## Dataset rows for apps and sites
◇ ◇ ◇ ◇ ◇ ◇ ◇

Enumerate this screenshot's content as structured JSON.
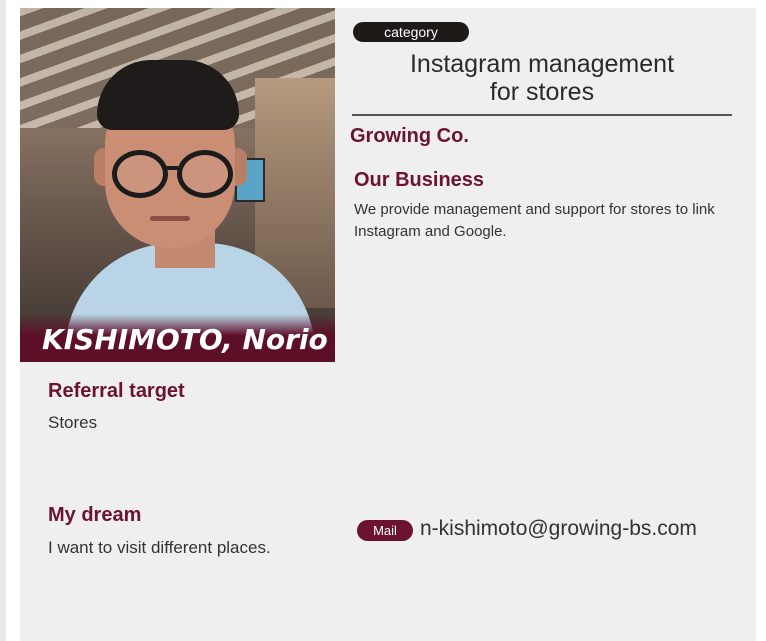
{
  "profile": {
    "name": "KISHIMOTO, Norio",
    "category_label": "category",
    "headline_line1": "Instagram management",
    "headline_line2": "for stores",
    "company": "Growing Co.",
    "business_title": "Our Business",
    "business_text": "We provide management and support for stores to link Instagram and Google.",
    "referral_title": "Referral target",
    "referral_text": "Stores",
    "dream_title": "My dream",
    "dream_text": "I want to visit different places.",
    "mail_label": "Mail",
    "email": "n-kishimoto@growing-bs.com"
  },
  "colors": {
    "accent": "#6b1331",
    "card_background": "#efefef",
    "category_pill": "#1e1a1a"
  }
}
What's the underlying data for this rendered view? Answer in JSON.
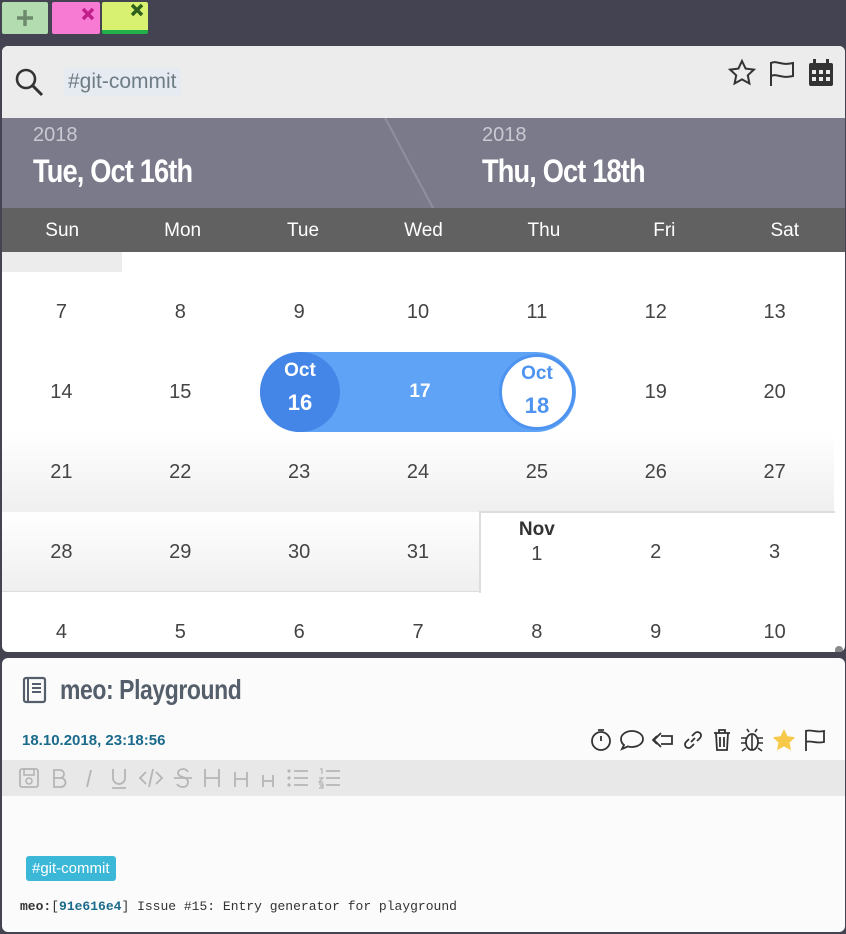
{
  "tabs": [
    {
      "name": "add",
      "icon": "plus-icon",
      "color": "#b3dcb1"
    },
    {
      "name": "pink",
      "icon": "close-icon",
      "color": "#f77ad3"
    },
    {
      "name": "lime",
      "icon": "close-icon",
      "color": "#d8f170"
    }
  ],
  "search": {
    "value": "#git-commit",
    "icon": "search-icon"
  },
  "search_actions": [
    "star-icon",
    "flag-icon",
    "calendar-icon"
  ],
  "range": {
    "start": {
      "year": "2018",
      "date": "Tue, Oct 16th"
    },
    "end": {
      "year": "2018",
      "date": "Thu, Oct 18th"
    }
  },
  "weekdays": [
    "Sun",
    "Mon",
    "Tue",
    "Wed",
    "Thu",
    "Fri",
    "Sat"
  ],
  "weeks": [
    [
      "7",
      "8",
      "9",
      "10",
      "11",
      "12",
      "13"
    ],
    [
      "14",
      "15",
      "16",
      "17",
      "18",
      "19",
      "20"
    ],
    [
      "21",
      "22",
      "23",
      "24",
      "25",
      "26",
      "27"
    ],
    [
      "28",
      "29",
      "30",
      "31",
      "1",
      "2",
      "3"
    ],
    [
      "4",
      "5",
      "6",
      "7",
      "8",
      "9",
      "10"
    ]
  ],
  "month_marker": "Nov",
  "selection": {
    "start_month": "Oct",
    "start_day": "16",
    "mid_day": "17",
    "end_month": "Oct",
    "end_day": "18"
  },
  "colors": {
    "selection": "#5ea3f5",
    "selection_start": "#4485e8",
    "header": "#7a7a8a",
    "weekday_row": "#616161",
    "accent_date": "#1b6a8c",
    "tag": "#3bb8d8"
  },
  "entry": {
    "title": "meo: Playground",
    "icon": "book-icon",
    "datetime": "18.10.2018, 23:18:56",
    "actions": [
      "timer-icon",
      "comment-icon",
      "reply-icon",
      "link-icon",
      "trash-icon",
      "bug-icon",
      "star-filled-icon",
      "flag-icon"
    ],
    "toolbar": [
      "save-icon",
      "bold-icon",
      "italic-icon",
      "underline-icon",
      "code-icon",
      "strike-icon",
      "h1-icon",
      "h2-icon",
      "h3-icon",
      "bullet-list-icon",
      "numbered-list-icon"
    ],
    "tag": "#git-commit",
    "commit": {
      "project": "meo:",
      "open": "[",
      "hash": "91e616e4",
      "close": "]",
      "message": "Issue #15: Entry generator for playground"
    }
  }
}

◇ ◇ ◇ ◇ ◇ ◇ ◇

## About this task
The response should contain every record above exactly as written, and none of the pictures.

## Result of the exercise
Enumerate this screenshot's content as structured JSON.
{
  "profile": {
    "name": "KISHIMOTO, Norio",
    "category_label": "category",
    "headline_line1": "Instagram management",
    "headline_line2": "for stores",
    "company": "Growing Co.",
    "business_title": "Our Business",
    "business_text": "We provide management and support for stores to link Instagram and Google.",
    "referral_title": "Referral target",
    "referral_text": "Stores",
    "dream_title": "My dream",
    "dream_text": "I want to visit different places.",
    "mail_label": "Mail",
    "email": "n-kishimoto@growing-bs.com"
  },
  "colors": {
    "accent": "#6b1331",
    "card_background": "#efefef",
    "category_pill": "#1e1a1a"
  }
}
What's the underlying data for this rendered view? Answer in JSON.
{
  "tabs": [
    {
      "name": "add",
      "icon": "plus-icon",
      "color": "#b3dcb1"
    },
    {
      "name": "pink",
      "icon": "close-icon",
      "color": "#f77ad3"
    },
    {
      "name": "lime",
      "icon": "close-icon",
      "color": "#d8f170"
    }
  ],
  "search": {
    "value": "#git-commit",
    "icon": "search-icon"
  },
  "search_actions": [
    "star-icon",
    "flag-icon",
    "calendar-icon"
  ],
  "range": {
    "start": {
      "year": "2018",
      "date": "Tue, Oct 16th"
    },
    "end": {
      "year": "2018",
      "date": "Thu, Oct 18th"
    }
  },
  "weekdays": [
    "Sun",
    "Mon",
    "Tue",
    "Wed",
    "Thu",
    "Fri",
    "Sat"
  ],
  "weeks": [
    [
      "7",
      "8",
      "9",
      "10",
      "11",
      "12",
      "13"
    ],
    [
      "14",
      "15",
      "16",
      "17",
      "18",
      "19",
      "20"
    ],
    [
      "21",
      "22",
      "23",
      "24",
      "25",
      "26",
      "27"
    ],
    [
      "28",
      "29",
      "30",
      "31",
      "1",
      "2",
      "3"
    ],
    [
      "4",
      "5",
      "6",
      "7",
      "8",
      "9",
      "10"
    ]
  ],
  "month_marker": "Nov",
  "selection": {
    "start_month": "Oct",
    "start_day": "16",
    "mid_day": "17",
    "end_month": "Oct",
    "end_day": "18"
  },
  "colors": {
    "selection": "#5ea3f5",
    "selection_start": "#4485e8",
    "header": "#7a7a8a",
    "weekday_row": "#616161",
    "accent_date": "#1b6a8c",
    "tag": "#3bb8d8"
  },
  "entry": {
    "title": "meo: Playground",
    "icon": "book-icon",
    "datetime": "18.10.2018, 23:18:56",
    "actions": [
      "timer-icon",
      "comment-icon",
      "reply-icon",
      "link-icon",
      "trash-icon",
      "bug-icon",
      "star-filled-icon",
      "flag-icon"
    ],
    "toolbar": [
      "save-icon",
      "bold-icon",
      "italic-icon",
      "underline-icon",
      "code-icon",
      "strike-icon",
      "h1-icon",
      "h2-icon",
      "h3-icon",
      "bullet-list-icon",
      "numbered-list-icon"
    ],
    "tag": "#git-commit",
    "commit": {
      "project": "meo:",
      "open": "[",
      "hash": "91e616e4",
      "close": "]",
      "message": "Issue #15: Entry generator for playground"
    }
  }
}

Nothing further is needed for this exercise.